#### [EXERCISE]
Search the records for the string "JSON" and return each line that has it.
[DATA TO EXAMINE Boundary: Start]
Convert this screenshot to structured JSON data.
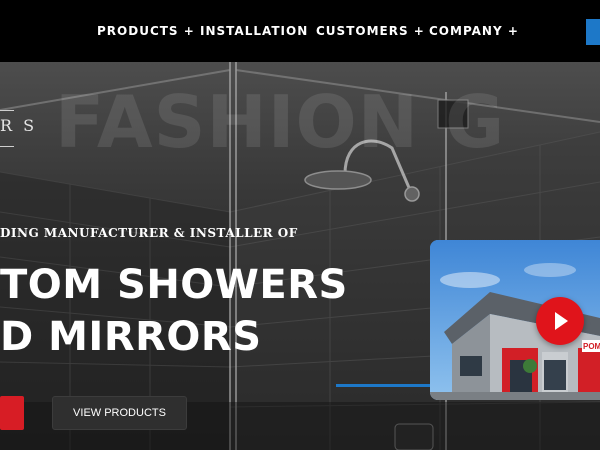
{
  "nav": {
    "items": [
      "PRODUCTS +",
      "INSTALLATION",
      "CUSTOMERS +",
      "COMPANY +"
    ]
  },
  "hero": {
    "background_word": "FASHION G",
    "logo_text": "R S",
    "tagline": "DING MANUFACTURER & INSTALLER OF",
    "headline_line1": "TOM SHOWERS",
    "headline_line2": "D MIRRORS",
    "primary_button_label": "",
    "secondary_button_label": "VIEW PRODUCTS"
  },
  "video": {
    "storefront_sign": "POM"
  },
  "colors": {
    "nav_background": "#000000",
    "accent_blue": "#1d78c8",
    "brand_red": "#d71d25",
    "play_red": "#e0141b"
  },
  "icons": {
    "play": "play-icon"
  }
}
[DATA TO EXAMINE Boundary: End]
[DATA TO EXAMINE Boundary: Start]
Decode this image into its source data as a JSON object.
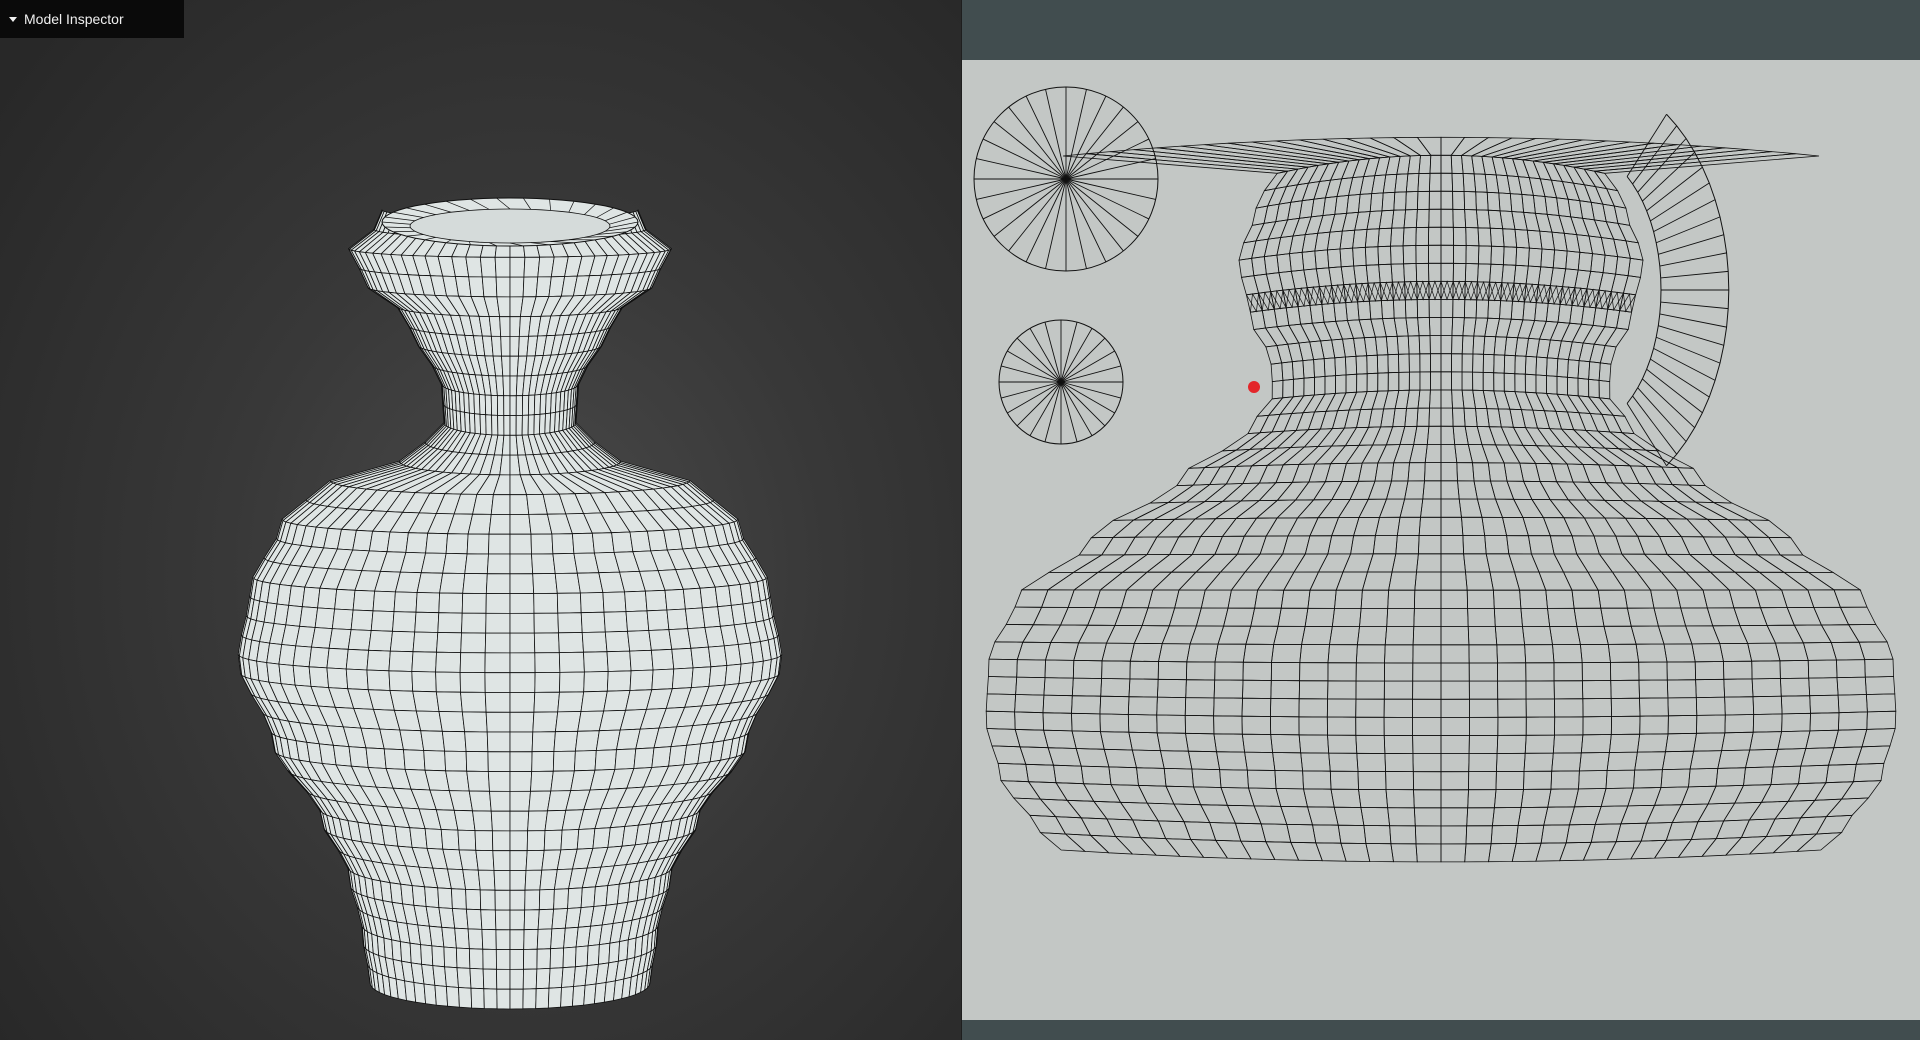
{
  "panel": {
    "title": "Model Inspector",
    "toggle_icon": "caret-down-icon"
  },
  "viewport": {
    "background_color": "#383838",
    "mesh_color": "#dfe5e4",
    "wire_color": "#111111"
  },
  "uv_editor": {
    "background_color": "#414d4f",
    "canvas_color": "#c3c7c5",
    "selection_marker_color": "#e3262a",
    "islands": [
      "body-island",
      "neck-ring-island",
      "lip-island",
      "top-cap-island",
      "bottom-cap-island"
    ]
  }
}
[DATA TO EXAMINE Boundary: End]
#### [ANSWER TO THIS PROBLEM]
Convert this screenshot to structured JSON data.
Decode this image into its source data as a JSON object.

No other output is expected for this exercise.